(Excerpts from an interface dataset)
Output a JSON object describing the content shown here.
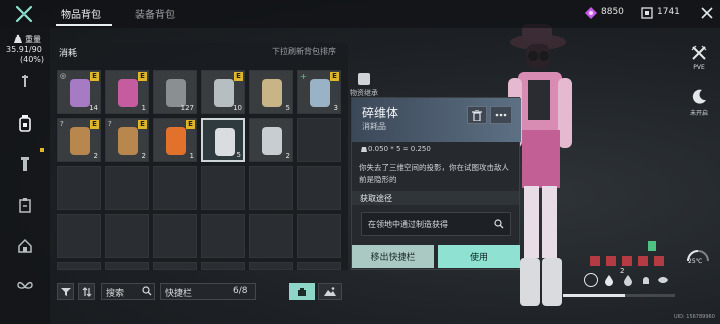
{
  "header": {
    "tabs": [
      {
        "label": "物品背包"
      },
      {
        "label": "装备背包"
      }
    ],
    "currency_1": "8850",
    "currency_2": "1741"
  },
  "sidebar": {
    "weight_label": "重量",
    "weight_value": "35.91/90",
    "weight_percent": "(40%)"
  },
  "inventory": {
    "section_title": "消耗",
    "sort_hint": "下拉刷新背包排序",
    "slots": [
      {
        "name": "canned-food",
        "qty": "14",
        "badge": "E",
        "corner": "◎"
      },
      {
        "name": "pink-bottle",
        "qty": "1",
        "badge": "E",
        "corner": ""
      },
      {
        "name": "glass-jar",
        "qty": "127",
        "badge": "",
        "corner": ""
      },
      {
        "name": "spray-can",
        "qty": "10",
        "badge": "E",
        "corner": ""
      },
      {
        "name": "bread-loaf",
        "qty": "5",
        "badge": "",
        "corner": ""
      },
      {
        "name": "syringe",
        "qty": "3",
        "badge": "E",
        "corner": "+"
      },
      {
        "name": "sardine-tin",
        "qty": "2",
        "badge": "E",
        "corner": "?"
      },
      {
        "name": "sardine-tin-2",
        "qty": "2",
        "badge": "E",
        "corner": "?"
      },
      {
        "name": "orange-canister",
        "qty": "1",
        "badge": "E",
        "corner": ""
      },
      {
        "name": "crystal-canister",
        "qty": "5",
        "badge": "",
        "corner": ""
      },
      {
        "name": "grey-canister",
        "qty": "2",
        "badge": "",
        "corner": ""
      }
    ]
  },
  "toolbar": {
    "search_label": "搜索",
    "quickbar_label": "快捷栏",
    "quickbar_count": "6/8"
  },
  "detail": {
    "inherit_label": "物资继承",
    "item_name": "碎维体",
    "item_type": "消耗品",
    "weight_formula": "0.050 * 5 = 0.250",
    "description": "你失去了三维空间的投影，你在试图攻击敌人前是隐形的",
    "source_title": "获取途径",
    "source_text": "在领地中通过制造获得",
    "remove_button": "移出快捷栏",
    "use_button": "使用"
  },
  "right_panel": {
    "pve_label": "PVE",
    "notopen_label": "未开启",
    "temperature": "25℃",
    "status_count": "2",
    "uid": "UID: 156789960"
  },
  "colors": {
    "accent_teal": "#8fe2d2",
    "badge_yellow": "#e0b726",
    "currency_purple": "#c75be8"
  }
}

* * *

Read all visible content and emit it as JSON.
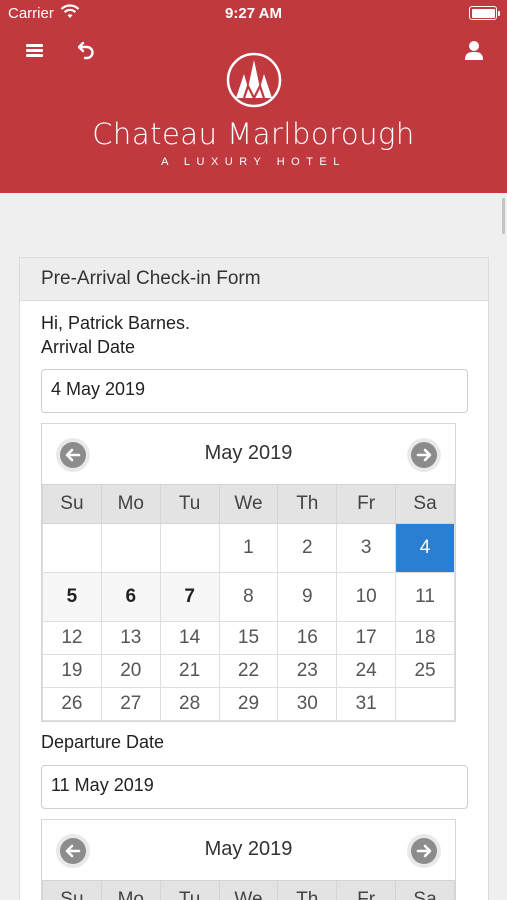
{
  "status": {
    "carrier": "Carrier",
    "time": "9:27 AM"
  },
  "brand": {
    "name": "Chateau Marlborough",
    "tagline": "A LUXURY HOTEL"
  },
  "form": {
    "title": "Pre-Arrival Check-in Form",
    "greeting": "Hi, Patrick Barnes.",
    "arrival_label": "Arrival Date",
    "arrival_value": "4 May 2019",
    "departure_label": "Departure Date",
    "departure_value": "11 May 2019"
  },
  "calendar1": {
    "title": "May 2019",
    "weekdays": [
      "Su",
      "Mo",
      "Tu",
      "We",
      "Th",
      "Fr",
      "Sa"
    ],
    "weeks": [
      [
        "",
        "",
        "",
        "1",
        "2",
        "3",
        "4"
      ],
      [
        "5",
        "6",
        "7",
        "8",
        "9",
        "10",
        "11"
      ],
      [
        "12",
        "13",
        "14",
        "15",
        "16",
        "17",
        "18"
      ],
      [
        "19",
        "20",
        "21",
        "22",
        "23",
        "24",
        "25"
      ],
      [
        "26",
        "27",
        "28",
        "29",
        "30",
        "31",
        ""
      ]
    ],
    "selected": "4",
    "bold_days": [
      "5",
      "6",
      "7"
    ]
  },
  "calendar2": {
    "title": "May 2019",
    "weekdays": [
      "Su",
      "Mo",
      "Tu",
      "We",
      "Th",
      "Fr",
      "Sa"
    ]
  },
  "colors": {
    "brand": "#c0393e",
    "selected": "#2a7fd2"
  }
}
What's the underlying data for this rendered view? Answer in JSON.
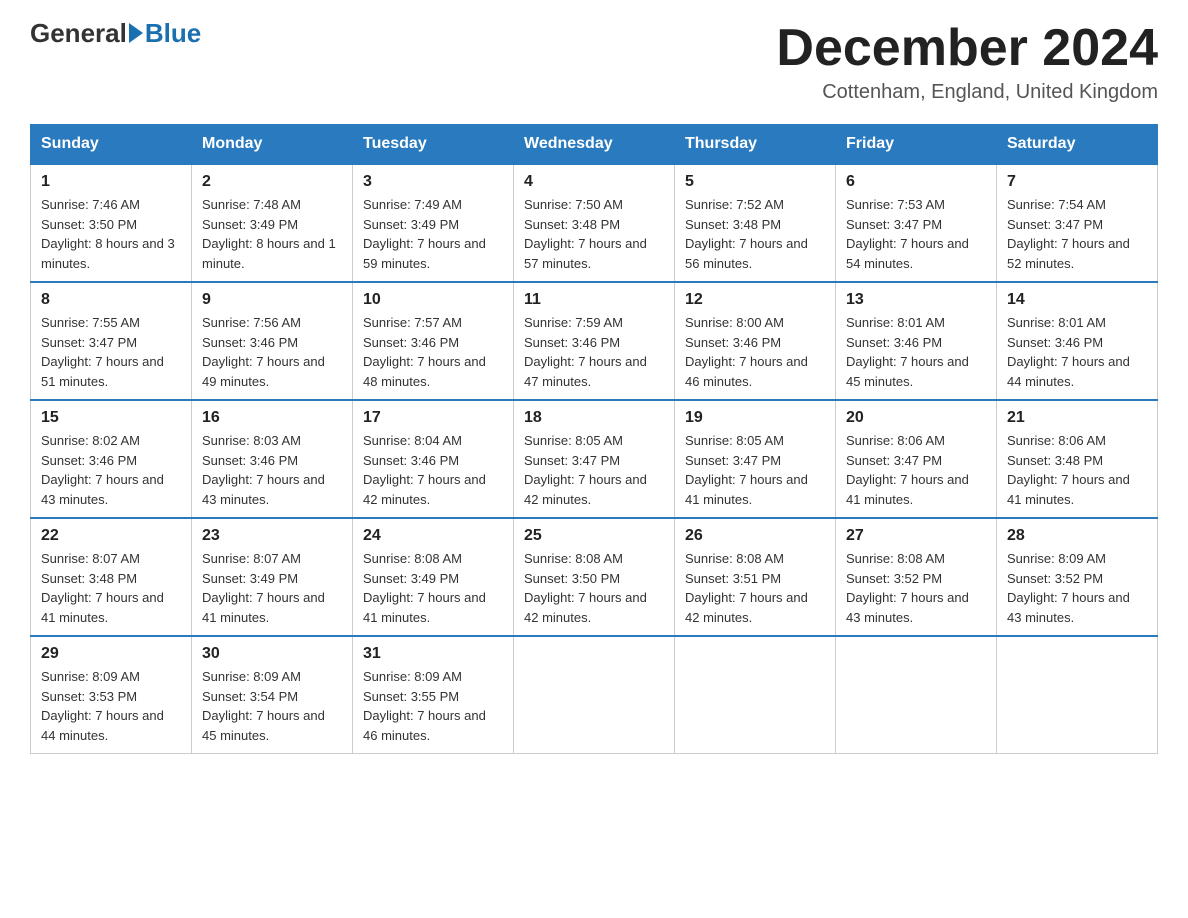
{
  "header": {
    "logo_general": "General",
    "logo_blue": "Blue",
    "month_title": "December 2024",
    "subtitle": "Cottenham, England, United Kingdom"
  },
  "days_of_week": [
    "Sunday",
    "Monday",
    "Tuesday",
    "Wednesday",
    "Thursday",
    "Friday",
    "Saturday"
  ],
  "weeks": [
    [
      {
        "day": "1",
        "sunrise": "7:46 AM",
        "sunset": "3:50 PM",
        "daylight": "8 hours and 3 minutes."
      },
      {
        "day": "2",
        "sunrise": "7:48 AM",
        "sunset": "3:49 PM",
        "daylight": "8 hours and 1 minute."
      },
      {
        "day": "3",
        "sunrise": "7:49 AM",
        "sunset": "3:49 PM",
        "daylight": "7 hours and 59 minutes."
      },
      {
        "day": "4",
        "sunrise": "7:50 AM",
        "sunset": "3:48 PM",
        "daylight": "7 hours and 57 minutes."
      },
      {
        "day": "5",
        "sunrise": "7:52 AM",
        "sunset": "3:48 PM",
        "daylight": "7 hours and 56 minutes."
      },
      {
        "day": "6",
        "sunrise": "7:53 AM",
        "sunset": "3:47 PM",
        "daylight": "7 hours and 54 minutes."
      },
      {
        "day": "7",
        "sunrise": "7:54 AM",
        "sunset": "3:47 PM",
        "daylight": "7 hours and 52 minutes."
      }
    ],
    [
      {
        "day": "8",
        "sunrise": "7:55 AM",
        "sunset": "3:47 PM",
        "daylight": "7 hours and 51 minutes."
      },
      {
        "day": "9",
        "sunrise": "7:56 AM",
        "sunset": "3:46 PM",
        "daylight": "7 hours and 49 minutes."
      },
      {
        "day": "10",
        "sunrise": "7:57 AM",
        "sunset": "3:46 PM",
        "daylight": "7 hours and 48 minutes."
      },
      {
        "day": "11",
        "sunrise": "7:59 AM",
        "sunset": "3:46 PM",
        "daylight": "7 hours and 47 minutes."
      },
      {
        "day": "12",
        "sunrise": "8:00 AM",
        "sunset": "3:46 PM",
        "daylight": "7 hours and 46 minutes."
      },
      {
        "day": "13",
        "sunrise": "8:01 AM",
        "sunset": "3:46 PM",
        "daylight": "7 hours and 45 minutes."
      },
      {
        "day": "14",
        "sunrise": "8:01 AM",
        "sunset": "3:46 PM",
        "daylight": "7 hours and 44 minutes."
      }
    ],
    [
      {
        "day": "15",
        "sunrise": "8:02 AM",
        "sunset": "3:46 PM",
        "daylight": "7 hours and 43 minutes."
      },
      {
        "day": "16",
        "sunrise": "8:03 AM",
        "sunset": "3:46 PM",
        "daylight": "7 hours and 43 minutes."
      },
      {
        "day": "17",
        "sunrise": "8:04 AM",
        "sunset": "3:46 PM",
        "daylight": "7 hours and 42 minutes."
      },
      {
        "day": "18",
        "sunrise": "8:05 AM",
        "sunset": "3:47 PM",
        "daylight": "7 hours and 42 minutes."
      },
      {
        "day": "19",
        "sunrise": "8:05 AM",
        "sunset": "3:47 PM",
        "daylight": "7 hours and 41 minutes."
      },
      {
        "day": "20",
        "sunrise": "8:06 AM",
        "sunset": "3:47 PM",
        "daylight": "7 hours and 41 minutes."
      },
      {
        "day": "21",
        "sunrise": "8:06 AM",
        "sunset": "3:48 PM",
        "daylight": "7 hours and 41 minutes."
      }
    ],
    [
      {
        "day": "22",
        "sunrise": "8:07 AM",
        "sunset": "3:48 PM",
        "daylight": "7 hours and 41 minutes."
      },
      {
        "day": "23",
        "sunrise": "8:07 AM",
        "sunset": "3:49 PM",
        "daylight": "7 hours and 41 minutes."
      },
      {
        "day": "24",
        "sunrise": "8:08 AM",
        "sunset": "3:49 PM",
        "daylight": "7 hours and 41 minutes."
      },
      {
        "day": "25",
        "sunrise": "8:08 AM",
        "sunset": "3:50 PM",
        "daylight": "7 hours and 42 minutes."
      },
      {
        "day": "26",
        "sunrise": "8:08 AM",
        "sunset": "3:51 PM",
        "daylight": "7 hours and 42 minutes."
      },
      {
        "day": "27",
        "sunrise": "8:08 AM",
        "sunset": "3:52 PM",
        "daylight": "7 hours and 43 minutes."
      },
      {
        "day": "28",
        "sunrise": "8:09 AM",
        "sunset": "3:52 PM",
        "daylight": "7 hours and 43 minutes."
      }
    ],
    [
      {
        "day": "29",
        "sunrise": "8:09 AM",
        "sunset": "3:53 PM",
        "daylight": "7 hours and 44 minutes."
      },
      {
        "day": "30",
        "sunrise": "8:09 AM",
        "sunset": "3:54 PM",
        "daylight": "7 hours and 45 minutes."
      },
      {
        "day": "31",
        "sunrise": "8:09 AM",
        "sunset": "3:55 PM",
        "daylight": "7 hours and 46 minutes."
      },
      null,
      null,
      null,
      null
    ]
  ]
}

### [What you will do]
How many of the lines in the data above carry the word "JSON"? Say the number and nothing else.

### [Solution to this problem]
3